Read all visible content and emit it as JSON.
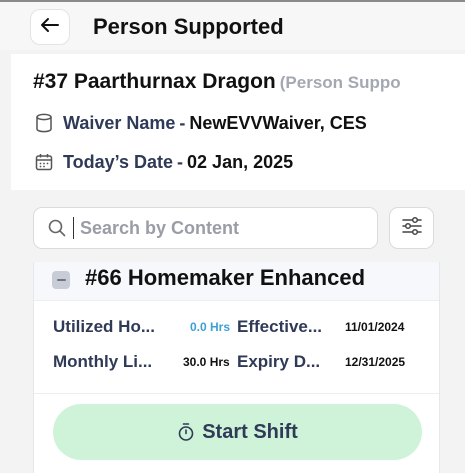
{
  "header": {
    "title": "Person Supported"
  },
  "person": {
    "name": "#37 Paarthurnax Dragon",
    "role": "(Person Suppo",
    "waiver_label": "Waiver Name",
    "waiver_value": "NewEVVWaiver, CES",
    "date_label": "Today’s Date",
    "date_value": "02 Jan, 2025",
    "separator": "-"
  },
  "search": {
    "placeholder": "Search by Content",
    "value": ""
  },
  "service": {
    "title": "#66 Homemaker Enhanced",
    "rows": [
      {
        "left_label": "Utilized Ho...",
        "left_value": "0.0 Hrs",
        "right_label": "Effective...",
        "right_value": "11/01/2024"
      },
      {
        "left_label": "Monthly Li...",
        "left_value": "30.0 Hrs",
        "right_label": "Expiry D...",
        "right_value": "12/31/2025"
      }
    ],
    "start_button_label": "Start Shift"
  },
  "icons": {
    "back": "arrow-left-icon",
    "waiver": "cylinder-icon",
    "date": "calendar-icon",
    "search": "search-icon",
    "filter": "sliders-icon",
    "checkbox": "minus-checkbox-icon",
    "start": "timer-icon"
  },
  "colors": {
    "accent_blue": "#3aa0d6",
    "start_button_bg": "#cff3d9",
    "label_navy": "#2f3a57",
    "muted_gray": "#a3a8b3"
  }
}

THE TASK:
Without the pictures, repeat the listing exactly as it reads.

ANSWER TO THIS EXERCISE:
Read all visible content and emit it as JSON.
{
  "header": {
    "title": "Person Supported"
  },
  "person": {
    "name": "#37 Paarthurnax Dragon",
    "role": "(Person Suppo",
    "waiver_label": "Waiver Name",
    "waiver_value": "NewEVVWaiver, CES",
    "date_label": "Today’s Date",
    "date_value": "02 Jan, 2025",
    "separator": "-"
  },
  "search": {
    "placeholder": "Search by Content",
    "value": ""
  },
  "service": {
    "title": "#66 Homemaker Enhanced",
    "rows": [
      {
        "left_label": "Utilized Ho...",
        "left_value": "0.0 Hrs",
        "right_label": "Effective...",
        "right_value": "11/01/2024"
      },
      {
        "left_label": "Monthly Li...",
        "left_value": "30.0 Hrs",
        "right_label": "Expiry D...",
        "right_value": "12/31/2025"
      }
    ],
    "start_button_label": "Start Shift"
  },
  "icons": {
    "back": "arrow-left-icon",
    "waiver": "cylinder-icon",
    "date": "calendar-icon",
    "search": "search-icon",
    "filter": "sliders-icon",
    "checkbox": "minus-checkbox-icon",
    "start": "timer-icon"
  },
  "colors": {
    "accent_blue": "#3aa0d6",
    "start_button_bg": "#cff3d9",
    "label_navy": "#2f3a57",
    "muted_gray": "#a3a8b3"
  }
}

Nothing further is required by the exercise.